▶ Task objective
In the records that follow, find each line with the word "archive" and copy it.

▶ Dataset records
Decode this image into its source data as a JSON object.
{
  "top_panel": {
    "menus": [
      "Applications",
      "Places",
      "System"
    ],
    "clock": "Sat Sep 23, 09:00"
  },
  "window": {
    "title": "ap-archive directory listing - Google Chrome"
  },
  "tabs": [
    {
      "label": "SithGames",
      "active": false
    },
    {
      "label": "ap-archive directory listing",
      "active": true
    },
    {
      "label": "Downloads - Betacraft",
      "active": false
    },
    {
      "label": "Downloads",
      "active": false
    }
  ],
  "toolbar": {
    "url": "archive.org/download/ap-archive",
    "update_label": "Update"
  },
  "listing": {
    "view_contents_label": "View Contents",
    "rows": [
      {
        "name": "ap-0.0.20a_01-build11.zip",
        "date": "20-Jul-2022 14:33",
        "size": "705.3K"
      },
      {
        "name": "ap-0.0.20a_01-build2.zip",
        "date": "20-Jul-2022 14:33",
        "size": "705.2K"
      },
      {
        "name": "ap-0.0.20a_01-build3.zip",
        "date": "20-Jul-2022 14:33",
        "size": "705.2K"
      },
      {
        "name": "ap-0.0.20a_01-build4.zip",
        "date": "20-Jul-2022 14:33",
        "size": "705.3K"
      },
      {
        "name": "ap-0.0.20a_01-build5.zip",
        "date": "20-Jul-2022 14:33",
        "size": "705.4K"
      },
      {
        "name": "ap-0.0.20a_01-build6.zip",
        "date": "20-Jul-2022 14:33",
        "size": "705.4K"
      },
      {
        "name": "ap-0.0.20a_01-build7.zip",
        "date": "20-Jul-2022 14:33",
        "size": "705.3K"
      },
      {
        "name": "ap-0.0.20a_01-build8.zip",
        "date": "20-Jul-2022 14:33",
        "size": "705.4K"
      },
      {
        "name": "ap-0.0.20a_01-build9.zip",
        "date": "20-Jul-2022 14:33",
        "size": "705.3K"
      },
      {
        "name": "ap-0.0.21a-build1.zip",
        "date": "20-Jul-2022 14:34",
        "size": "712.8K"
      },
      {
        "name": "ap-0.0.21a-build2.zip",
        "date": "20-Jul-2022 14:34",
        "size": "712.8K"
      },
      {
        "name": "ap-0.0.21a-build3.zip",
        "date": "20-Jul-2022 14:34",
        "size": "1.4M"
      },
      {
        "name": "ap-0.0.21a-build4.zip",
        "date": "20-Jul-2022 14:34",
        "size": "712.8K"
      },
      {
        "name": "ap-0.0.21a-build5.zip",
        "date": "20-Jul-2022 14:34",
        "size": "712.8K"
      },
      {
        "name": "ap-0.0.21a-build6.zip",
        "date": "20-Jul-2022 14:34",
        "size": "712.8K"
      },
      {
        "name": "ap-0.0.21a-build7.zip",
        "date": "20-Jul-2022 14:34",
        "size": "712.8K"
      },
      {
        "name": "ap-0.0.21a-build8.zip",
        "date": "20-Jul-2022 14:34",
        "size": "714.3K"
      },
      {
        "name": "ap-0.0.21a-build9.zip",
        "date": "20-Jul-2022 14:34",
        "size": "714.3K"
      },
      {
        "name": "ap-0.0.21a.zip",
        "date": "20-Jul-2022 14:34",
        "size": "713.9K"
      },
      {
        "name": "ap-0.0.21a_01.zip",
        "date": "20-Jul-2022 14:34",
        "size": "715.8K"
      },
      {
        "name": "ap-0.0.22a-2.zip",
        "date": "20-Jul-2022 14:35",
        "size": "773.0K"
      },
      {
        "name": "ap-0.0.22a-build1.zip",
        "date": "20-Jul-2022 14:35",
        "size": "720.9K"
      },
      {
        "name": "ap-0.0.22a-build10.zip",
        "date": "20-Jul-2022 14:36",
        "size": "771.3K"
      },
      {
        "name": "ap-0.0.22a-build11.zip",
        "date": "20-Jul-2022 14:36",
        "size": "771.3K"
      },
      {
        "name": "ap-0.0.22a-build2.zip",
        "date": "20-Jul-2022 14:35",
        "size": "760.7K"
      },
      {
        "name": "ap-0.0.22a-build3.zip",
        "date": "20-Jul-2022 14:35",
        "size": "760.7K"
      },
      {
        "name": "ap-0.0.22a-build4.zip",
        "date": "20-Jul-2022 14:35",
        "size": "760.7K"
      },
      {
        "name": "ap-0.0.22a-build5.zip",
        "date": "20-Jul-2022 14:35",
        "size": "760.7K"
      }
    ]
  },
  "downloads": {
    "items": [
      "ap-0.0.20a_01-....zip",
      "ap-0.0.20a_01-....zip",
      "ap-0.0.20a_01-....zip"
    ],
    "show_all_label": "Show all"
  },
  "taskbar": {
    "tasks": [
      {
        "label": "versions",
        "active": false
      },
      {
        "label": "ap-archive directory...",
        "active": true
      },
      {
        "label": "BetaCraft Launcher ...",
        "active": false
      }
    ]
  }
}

▶ Answer space
    "title": "ap-archive directory listing - Google Chrome"
      "label": "ap-archive directory listing",
    "url": "archive.org/download/ap-archive",
        "label": "ap-archive directory...",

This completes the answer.